Return only how many lines in the data include the string "Delete".

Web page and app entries
------------------------

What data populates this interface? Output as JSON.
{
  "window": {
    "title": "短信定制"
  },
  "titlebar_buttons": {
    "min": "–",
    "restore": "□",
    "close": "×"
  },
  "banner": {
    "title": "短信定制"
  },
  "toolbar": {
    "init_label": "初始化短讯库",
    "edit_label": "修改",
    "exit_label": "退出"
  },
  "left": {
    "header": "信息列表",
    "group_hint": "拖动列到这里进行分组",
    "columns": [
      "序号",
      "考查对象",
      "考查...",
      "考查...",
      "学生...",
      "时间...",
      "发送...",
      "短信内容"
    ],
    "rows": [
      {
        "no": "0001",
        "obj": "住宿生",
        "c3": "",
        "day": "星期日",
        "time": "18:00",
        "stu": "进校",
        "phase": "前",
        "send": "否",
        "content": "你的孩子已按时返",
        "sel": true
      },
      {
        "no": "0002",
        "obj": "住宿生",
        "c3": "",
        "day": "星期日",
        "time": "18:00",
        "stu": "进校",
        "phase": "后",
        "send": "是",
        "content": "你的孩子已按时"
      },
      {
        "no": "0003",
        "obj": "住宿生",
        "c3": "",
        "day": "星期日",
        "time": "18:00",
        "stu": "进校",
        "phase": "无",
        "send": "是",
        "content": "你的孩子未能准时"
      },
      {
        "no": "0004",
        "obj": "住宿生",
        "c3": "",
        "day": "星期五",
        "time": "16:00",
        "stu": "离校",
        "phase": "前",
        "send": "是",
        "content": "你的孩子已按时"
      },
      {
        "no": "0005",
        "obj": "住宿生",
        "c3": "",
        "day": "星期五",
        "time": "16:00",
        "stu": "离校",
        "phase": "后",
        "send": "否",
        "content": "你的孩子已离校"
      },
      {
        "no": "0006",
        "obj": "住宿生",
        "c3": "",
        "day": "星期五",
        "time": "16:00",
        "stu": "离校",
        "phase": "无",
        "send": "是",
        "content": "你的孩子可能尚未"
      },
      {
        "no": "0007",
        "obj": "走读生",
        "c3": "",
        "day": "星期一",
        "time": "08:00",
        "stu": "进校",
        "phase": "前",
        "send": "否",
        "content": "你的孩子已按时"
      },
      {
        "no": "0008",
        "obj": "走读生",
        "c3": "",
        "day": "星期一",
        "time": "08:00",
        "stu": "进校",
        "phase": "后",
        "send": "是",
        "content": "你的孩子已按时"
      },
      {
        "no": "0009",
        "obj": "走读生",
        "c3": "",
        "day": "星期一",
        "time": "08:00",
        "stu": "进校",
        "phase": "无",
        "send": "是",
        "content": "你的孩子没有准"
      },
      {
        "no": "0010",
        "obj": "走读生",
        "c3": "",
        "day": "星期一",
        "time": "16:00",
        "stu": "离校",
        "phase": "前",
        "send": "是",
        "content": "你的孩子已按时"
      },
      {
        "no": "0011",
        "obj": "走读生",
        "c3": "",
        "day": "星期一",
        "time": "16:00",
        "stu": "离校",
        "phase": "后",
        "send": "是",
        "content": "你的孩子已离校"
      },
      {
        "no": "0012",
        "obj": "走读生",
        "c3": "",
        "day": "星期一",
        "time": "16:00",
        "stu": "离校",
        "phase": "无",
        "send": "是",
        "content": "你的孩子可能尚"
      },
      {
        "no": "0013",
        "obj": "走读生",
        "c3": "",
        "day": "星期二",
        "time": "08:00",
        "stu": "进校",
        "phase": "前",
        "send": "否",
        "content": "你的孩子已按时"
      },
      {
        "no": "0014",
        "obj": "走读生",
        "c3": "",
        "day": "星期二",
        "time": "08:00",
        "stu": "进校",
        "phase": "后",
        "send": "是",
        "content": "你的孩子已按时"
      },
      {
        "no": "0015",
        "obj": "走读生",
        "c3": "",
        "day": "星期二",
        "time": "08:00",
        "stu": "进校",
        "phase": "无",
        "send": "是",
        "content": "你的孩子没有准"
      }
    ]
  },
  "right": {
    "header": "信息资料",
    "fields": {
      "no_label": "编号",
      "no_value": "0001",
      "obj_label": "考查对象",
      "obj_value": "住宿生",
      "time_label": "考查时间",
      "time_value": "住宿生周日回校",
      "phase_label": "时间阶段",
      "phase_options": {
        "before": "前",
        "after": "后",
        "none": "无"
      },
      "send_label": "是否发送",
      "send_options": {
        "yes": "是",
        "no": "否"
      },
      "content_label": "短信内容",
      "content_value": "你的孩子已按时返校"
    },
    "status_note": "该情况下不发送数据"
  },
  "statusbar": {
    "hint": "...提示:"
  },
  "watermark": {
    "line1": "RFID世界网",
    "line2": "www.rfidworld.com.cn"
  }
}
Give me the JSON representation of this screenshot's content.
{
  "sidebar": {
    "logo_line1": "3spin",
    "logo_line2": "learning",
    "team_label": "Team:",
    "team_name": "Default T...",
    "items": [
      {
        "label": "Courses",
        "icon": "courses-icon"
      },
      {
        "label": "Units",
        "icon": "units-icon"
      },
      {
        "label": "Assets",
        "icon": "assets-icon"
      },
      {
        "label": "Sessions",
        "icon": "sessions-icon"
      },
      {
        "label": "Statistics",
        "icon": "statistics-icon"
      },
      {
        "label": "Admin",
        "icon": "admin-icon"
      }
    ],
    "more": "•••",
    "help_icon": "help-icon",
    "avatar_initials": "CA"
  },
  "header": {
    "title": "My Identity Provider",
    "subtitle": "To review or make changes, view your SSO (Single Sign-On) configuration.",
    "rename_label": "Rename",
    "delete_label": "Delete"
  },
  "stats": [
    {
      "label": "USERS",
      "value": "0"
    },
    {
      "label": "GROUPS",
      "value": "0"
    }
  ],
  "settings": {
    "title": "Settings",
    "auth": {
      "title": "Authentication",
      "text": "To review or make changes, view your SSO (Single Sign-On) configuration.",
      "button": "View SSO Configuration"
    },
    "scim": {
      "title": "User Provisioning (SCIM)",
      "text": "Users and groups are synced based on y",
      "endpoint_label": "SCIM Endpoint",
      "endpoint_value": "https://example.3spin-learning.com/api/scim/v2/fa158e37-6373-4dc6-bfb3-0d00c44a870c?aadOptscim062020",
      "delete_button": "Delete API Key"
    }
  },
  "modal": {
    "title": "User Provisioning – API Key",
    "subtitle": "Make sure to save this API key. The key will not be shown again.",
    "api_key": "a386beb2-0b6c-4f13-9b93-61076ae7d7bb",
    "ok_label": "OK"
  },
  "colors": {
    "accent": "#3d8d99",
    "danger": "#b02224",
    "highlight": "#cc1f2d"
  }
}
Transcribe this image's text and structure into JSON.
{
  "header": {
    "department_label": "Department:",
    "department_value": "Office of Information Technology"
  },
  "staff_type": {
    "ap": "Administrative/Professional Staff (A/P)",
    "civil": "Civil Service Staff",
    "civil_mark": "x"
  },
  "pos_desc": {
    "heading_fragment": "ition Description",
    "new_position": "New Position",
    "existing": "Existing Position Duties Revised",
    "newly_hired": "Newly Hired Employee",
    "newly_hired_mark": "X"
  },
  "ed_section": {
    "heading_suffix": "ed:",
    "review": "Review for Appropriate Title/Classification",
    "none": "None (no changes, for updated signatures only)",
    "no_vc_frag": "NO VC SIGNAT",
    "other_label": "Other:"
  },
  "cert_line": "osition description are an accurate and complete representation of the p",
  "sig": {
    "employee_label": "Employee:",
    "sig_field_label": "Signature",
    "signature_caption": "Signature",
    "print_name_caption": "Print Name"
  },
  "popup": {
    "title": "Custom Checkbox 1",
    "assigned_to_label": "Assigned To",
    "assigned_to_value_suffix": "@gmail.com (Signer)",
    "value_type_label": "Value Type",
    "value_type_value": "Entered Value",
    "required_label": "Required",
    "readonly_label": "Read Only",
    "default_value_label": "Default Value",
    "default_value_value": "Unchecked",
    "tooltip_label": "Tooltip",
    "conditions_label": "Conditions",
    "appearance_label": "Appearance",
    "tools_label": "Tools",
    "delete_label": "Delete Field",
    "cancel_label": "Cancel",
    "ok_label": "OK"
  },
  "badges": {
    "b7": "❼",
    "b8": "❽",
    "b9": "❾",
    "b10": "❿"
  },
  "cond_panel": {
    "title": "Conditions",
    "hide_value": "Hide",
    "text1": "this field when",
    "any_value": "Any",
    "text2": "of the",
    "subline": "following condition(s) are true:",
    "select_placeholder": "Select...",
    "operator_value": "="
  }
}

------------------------

RESPONSE BOX: 3